Range management is an approach based on the ecology of grasslands. Fifty years ago, French researcher Andre Voisin found (Grass Productivity Island Press 1988) that overgrazing, from the point of view of a grass plant, is a function of time and timing, rather than of numbers of animals. Grasses co-evolved with grazers. Whether wild or domestic, these animals often graze a grass plant severely at first bite. What grass plants need is sufficient recovery time between bites. Therefore timing and grazing management, not numbers, is the critical factor. It is irrational for a pastoralist to overgraze on an extensive range as it is more productive to move elsewhere. Indeed as Gilles and Jamtgarred have argued, and subsequent researchers with much ethographical evidence, it is rational in the case of extensive ranges to have communal property to provide additional opportunities for rotation of herds.
Many of the arguments around commons come from arguments around overgrazing of commons near english town in the early modern period. Arguments which fuelled the case for land enclosure. As Susan Jane Bock Cox argues in her paper ‘No Tragedy of the Commons’ such lands were not a pastoral residuum but the poorest quality lands of forest and marsh at the edges of the lords estate, the ‘wastes’ on which limited numbers of animals were grazed, (the right to graze a certain number of animals was called stinting) often animals whose primary purpose was hauling ploughs. She writes
Perhaps what existed in fact was not a “tragedy of the commons” but rather a triumph: that for hundreds of years—and perhaps thousands,although written records do not exist to prove the longer era—land was managed successfully by communities. That the system failed to survive the industrial revolution, agrarian reform, and transfigured farming practices is hardly to be wondered at.
It is no surprise that overgrazing seems to most frequently occurr throughout history on the edges of expanding settlements, such as the example used by William Foster LLoyd of Boston Common. Here stinting controls will have broken down, the fixed land areas was suffering from population pressures and there was no opportunity for or inclination to extensive range grazing.
As many authors have pointed out the accumulation by dispossession of communal and traditionally managed land is the real tragedy.
The issue of overgrazing only becomes causal to the formation of real property rights where:
- population pressures result from sedation and limited grazing land around settlements

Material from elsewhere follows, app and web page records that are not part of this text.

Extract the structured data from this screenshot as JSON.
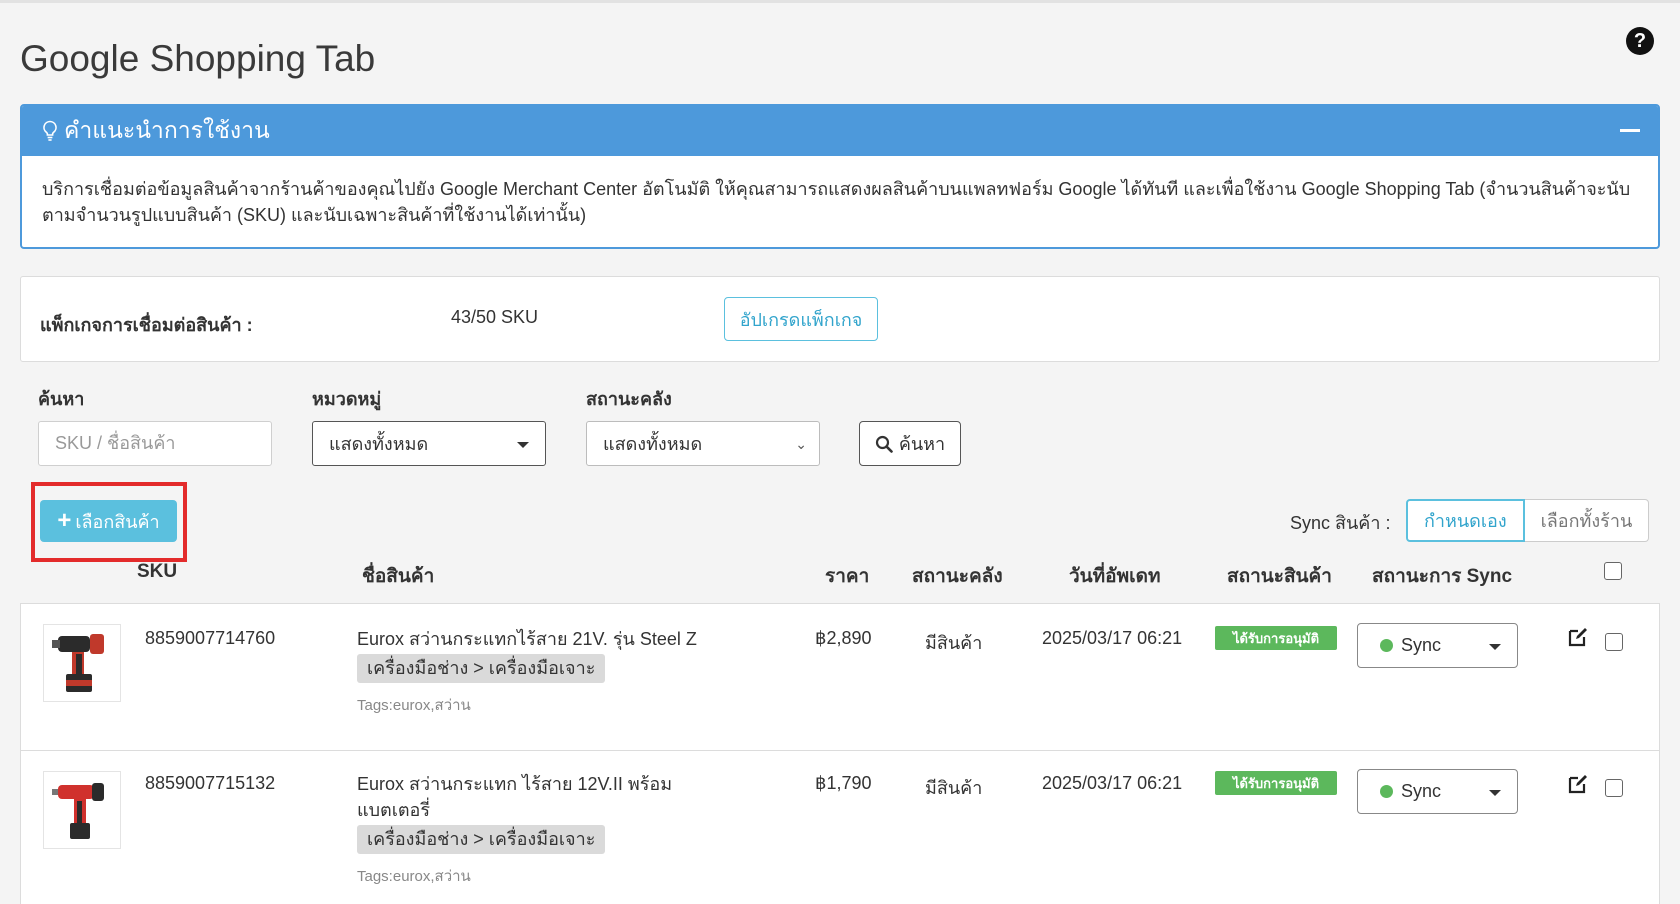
{
  "page": {
    "title": "Google Shopping Tab",
    "help_icon": "question-circle-icon"
  },
  "tips": {
    "title": "คำแนะนำการใช้งาน",
    "body": "บริการเชื่อมต่อข้อมูลสินค้าจากร้านค้าของคุณไปยัง Google Merchant Center อัตโนมัติ ให้คุณสามารถแสดงผลสินค้าบนแพลทฟอร์ม Google ได้ทันที และเพื่อใช้งาน Google Shopping Tab (จำนวนสินค้าจะนับตามจำนวนรูปแบบสินค้า (SKU) และนับเฉพาะสินค้าที่ใช้งานได้เท่านั้น)"
  },
  "package": {
    "label": "แพ็กเกจการเชื่อมต่อสินค้า :",
    "value": "43/50 SKU",
    "upgrade_label": "อัปเกรดแพ็กเกจ"
  },
  "filters": {
    "search_label": "ค้นหา",
    "search_placeholder": "SKU / ชื่อสินค้า",
    "category_label": "หมวดหมู่",
    "category_value": "แสดงทั้งหมด",
    "stock_label": "สถานะคลัง",
    "stock_value": "แสดงทั้งหมด",
    "search_button": "ค้นหา"
  },
  "actions": {
    "select_product": "เลือกสินค้า",
    "sync_label": "Sync สินค้า :",
    "sync_manual": "กำหนดเอง",
    "sync_all": "เลือกทั้งร้าน"
  },
  "table": {
    "headers": {
      "sku": "SKU",
      "name": "ชื่อสินค้า",
      "price": "ราคา",
      "stock": "สถานะคลัง",
      "updated": "วันที่อัพเดท",
      "product_status": "สถานะสินค้า",
      "sync_status": "สถานะการ Sync"
    },
    "rows": [
      {
        "sku": "8859007714760",
        "name": "Eurox สว่านกระแทกไร้สาย 21V. รุ่น Steel Z",
        "category": "เครื่องมือช่าง > เครื่องมือเจาะ",
        "tags": "Tags:eurox,สว่าน",
        "price": "฿2,890",
        "stock": "มีสินค้า",
        "updated": "2025/03/17 06:21",
        "status": "ได้รับการอนุมัติ",
        "sync": "Sync"
      },
      {
        "sku": "8859007715132",
        "name": "Eurox สว่านกระแทก ไร้สาย 12V.II พร้อมแบตเตอรี่",
        "category": "เครื่องมือช่าง > เครื่องมือเจาะ",
        "tags": "Tags:eurox,สว่าน",
        "price": "฿1,790",
        "stock": "มีสินค้า",
        "updated": "2025/03/17 06:21",
        "status": "ได้รับการอนุมัติ",
        "sync": "Sync"
      }
    ]
  },
  "colors": {
    "primary": "#4d99db",
    "info": "#5bc0de",
    "success": "#5cb85c",
    "highlight": "#e32b2b"
  }
}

- where these pressures are contained through lack of potential to migrate and form new settlement and/or new grazing areas
Neither of these were primary pressures during the origins either agriculture or real property.